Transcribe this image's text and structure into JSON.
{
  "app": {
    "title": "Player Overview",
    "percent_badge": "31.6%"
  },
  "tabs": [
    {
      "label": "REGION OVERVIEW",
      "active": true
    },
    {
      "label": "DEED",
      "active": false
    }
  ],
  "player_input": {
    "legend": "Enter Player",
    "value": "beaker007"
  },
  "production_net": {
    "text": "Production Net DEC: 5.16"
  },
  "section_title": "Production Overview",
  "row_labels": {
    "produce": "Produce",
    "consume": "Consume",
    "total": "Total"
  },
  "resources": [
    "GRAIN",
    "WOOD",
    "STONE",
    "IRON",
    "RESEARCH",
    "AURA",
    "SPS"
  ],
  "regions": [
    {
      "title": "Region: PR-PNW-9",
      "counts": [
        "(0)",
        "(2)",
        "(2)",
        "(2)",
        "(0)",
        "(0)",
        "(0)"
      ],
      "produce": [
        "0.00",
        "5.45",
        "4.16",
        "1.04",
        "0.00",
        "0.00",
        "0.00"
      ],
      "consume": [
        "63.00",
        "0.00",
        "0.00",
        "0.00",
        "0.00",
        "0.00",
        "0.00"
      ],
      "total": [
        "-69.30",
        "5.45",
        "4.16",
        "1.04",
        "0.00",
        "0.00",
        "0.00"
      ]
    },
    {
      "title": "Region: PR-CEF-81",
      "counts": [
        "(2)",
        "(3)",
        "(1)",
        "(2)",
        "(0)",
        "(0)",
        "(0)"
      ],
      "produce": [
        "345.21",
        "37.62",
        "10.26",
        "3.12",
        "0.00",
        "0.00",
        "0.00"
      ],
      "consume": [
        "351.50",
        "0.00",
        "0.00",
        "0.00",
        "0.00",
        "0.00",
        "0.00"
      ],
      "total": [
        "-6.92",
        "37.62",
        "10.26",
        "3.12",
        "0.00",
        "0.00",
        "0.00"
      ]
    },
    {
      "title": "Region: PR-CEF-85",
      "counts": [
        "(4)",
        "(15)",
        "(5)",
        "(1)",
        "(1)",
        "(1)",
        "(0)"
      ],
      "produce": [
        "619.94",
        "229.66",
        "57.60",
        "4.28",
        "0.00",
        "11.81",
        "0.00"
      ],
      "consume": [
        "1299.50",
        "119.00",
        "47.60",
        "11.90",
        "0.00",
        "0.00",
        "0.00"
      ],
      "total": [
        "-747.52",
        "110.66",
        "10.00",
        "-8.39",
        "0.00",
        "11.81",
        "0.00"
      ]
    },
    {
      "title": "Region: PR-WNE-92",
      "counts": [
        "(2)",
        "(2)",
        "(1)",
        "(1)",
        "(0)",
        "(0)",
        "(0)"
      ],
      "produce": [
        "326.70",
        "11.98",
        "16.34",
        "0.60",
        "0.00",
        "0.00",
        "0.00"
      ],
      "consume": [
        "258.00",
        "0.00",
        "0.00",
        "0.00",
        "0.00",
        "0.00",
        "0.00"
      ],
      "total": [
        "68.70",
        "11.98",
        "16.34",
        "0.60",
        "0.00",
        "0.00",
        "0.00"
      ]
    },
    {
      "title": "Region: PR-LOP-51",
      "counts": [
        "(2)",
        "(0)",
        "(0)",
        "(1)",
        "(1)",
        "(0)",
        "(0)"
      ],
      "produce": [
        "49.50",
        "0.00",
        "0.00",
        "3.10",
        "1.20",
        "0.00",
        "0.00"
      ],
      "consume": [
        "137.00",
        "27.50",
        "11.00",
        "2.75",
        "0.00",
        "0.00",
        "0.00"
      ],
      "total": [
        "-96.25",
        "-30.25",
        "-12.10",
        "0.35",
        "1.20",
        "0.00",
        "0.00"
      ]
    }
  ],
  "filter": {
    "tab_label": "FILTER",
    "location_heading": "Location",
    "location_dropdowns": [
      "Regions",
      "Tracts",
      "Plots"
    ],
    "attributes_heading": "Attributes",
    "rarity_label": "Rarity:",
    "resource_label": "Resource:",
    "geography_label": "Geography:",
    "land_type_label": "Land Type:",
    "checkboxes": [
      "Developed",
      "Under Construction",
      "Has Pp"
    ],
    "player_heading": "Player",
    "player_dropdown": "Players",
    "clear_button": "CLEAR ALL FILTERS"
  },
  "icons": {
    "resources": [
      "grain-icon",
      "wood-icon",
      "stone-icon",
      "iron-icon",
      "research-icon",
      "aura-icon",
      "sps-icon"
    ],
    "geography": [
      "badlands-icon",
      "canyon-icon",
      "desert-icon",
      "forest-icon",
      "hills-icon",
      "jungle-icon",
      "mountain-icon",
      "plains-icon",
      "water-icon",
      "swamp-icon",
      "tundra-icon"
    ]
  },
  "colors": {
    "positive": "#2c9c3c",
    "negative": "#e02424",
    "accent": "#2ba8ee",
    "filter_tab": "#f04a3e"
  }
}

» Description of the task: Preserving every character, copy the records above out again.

» Solution:
Transcribe this image's text and structure into JSON.
{
  "app": {
    "title": "Player Overview",
    "percent_badge": "31.6%"
  },
  "tabs": [
    {
      "label": "REGION OVERVIEW",
      "active": true
    },
    {
      "label": "DEED",
      "active": false
    }
  ],
  "player_input": {
    "legend": "Enter Player",
    "value": "beaker007"
  },
  "production_net": {
    "text": "Production Net DEC: 5.16"
  },
  "section_title": "Production Overview",
  "row_labels": {
    "produce": "Produce",
    "consume": "Consume",
    "total": "Total"
  },
  "resources": [
    "GRAIN",
    "WOOD",
    "STONE",
    "IRON",
    "RESEARCH",
    "AURA",
    "SPS"
  ],
  "regions": [
    {
      "title": "Region: PR-PNW-9",
      "counts": [
        "(0)",
        "(2)",
        "(2)",
        "(2)",
        "(0)",
        "(0)",
        "(0)"
      ],
      "produce": [
        "0.00",
        "5.45",
        "4.16",
        "1.04",
        "0.00",
        "0.00",
        "0.00"
      ],
      "consume": [
        "63.00",
        "0.00",
        "0.00",
        "0.00",
        "0.00",
        "0.00",
        "0.00"
      ],
      "total": [
        "-69.30",
        "5.45",
        "4.16",
        "1.04",
        "0.00",
        "0.00",
        "0.00"
      ]
    },
    {
      "title": "Region: PR-CEF-81",
      "counts": [
        "(2)",
        "(3)",
        "(1)",
        "(2)",
        "(0)",
        "(0)",
        "(0)"
      ],
      "produce": [
        "345.21",
        "37.62",
        "10.26",
        "3.12",
        "0.00",
        "0.00",
        "0.00"
      ],
      "consume": [
        "351.50",
        "0.00",
        "0.00",
        "0.00",
        "0.00",
        "0.00",
        "0.00"
      ],
      "total": [
        "-6.92",
        "37.62",
        "10.26",
        "3.12",
        "0.00",
        "0.00",
        "0.00"
      ]
    },
    {
      "title": "Region: PR-CEF-85",
      "counts": [
        "(4)",
        "(15)",
        "(5)",
        "(1)",
        "(1)",
        "(1)",
        "(0)"
      ],
      "produce": [
        "619.94",
        "229.66",
        "57.60",
        "4.28",
        "0.00",
        "11.81",
        "0.00"
      ],
      "consume": [
        "1299.50",
        "119.00",
        "47.60",
        "11.90",
        "0.00",
        "0.00",
        "0.00"
      ],
      "total": [
        "-747.52",
        "110.66",
        "10.00",
        "-8.39",
        "0.00",
        "11.81",
        "0.00"
      ]
    },
    {
      "title": "Region: PR-WNE-92",
      "counts": [
        "(2)",
        "(2)",
        "(1)",
        "(1)",
        "(0)",
        "(0)",
        "(0)"
      ],
      "produce": [
        "326.70",
        "11.98",
        "16.34",
        "0.60",
        "0.00",
        "0.00",
        "0.00"
      ],
      "consume": [
        "258.00",
        "0.00",
        "0.00",
        "0.00",
        "0.00",
        "0.00",
        "0.00"
      ],
      "total": [
        "68.70",
        "11.98",
        "16.34",
        "0.60",
        "0.00",
        "0.00",
        "0.00"
      ]
    },
    {
      "title": "Region: PR-LOP-51",
      "counts": [
        "(2)",
        "(0)",
        "(0)",
        "(1)",
        "(1)",
        "(0)",
        "(0)"
      ],
      "produce": [
        "49.50",
        "0.00",
        "0.00",
        "3.10",
        "1.20",
        "0.00",
        "0.00"
      ],
      "consume": [
        "137.00",
        "27.50",
        "11.00",
        "2.75",
        "0.00",
        "0.00",
        "0.00"
      ],
      "total": [
        "-96.25",
        "-30.25",
        "-12.10",
        "0.35",
        "1.20",
        "0.00",
        "0.00"
      ]
    }
  ],
  "filter": {
    "tab_label": "FILTER",
    "location_heading": "Location",
    "location_dropdowns": [
      "Regions",
      "Tracts",
      "Plots"
    ],
    "attributes_heading": "Attributes",
    "rarity_label": "Rarity:",
    "resource_label": "Resource:",
    "geography_label": "Geography:",
    "land_type_label": "Land Type:",
    "checkboxes": [
      "Developed",
      "Under Construction",
      "Has Pp"
    ],
    "player_heading": "Player",
    "player_dropdown": "Players",
    "clear_button": "CLEAR ALL FILTERS"
  },
  "icons": {
    "resources": [
      "grain-icon",
      "wood-icon",
      "stone-icon",
      "iron-icon",
      "research-icon",
      "aura-icon",
      "sps-icon"
    ],
    "geography": [
      "badlands-icon",
      "canyon-icon",
      "desert-icon",
      "forest-icon",
      "hills-icon",
      "jungle-icon",
      "mountain-icon",
      "plains-icon",
      "water-icon",
      "swamp-icon",
      "tundra-icon"
    ]
  },
  "colors": {
    "positive": "#2c9c3c",
    "negative": "#e02424",
    "accent": "#2ba8ee",
    "filter_tab": "#f04a3e"
  }
}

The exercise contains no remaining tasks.